Content starts

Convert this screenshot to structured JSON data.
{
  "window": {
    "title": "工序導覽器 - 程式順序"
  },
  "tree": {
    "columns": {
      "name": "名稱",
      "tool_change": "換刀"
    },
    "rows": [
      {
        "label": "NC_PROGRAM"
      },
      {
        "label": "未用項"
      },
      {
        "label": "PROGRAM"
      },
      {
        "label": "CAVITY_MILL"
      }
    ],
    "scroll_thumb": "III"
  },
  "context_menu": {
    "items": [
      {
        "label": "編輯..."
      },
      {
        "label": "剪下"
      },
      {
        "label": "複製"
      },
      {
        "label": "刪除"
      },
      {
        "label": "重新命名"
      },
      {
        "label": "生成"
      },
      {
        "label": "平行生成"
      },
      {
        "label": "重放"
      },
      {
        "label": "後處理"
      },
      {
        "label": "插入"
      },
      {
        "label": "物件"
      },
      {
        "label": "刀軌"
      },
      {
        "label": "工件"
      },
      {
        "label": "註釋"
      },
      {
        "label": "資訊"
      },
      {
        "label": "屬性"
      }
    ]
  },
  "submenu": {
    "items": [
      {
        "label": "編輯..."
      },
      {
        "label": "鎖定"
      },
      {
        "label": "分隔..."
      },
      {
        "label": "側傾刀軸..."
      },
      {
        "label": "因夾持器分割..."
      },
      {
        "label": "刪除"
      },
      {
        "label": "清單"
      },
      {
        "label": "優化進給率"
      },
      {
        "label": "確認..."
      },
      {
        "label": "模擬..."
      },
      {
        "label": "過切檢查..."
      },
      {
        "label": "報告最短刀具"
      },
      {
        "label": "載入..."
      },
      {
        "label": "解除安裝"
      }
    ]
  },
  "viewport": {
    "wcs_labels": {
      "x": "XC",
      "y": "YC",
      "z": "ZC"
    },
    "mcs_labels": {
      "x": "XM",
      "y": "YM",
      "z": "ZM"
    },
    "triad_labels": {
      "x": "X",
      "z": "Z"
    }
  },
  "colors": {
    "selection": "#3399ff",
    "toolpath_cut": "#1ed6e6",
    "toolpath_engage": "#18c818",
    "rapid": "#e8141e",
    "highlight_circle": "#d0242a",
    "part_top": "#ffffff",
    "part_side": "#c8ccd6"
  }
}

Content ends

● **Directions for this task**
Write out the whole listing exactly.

● **Answer box**
Convert this screenshot to structured JSON data.
{
  "window": {
    "title": "工序導覽器 - 程式順序"
  },
  "tree": {
    "columns": {
      "name": "名稱",
      "tool_change": "換刀"
    },
    "rows": [
      {
        "label": "NC_PROGRAM"
      },
      {
        "label": "未用項"
      },
      {
        "label": "PROGRAM"
      },
      {
        "label": "CAVITY_MILL"
      }
    ],
    "scroll_thumb": "III"
  },
  "context_menu": {
    "items": [
      {
        "label": "編輯..."
      },
      {
        "label": "剪下"
      },
      {
        "label": "複製"
      },
      {
        "label": "刪除"
      },
      {
        "label": "重新命名"
      },
      {
        "label": "生成"
      },
      {
        "label": "平行生成"
      },
      {
        "label": "重放"
      },
      {
        "label": "後處理"
      },
      {
        "label": "插入"
      },
      {
        "label": "物件"
      },
      {
        "label": "刀軌"
      },
      {
        "label": "工件"
      },
      {
        "label": "註釋"
      },
      {
        "label": "資訊"
      },
      {
        "label": "屬性"
      }
    ]
  },
  "submenu": {
    "items": [
      {
        "label": "編輯..."
      },
      {
        "label": "鎖定"
      },
      {
        "label": "分隔..."
      },
      {
        "label": "側傾刀軸..."
      },
      {
        "label": "因夾持器分割..."
      },
      {
        "label": "刪除"
      },
      {
        "label": "清單"
      },
      {
        "label": "優化進給率"
      },
      {
        "label": "確認..."
      },
      {
        "label": "模擬..."
      },
      {
        "label": "過切檢查..."
      },
      {
        "label": "報告最短刀具"
      },
      {
        "label": "載入..."
      },
      {
        "label": "解除安裝"
      }
    ]
  },
  "viewport": {
    "wcs_labels": {
      "x": "XC",
      "y": "YC",
      "z": "ZC"
    },
    "mcs_labels": {
      "x": "XM",
      "y": "YM",
      "z": "ZM"
    },
    "triad_labels": {
      "x": "X",
      "z": "Z"
    }
  },
  "colors": {
    "selection": "#3399ff",
    "toolpath_cut": "#1ed6e6",
    "toolpath_engage": "#18c818",
    "rapid": "#e8141e",
    "highlight_circle": "#d0242a",
    "part_top": "#ffffff",
    "part_side": "#c8ccd6"
  }
}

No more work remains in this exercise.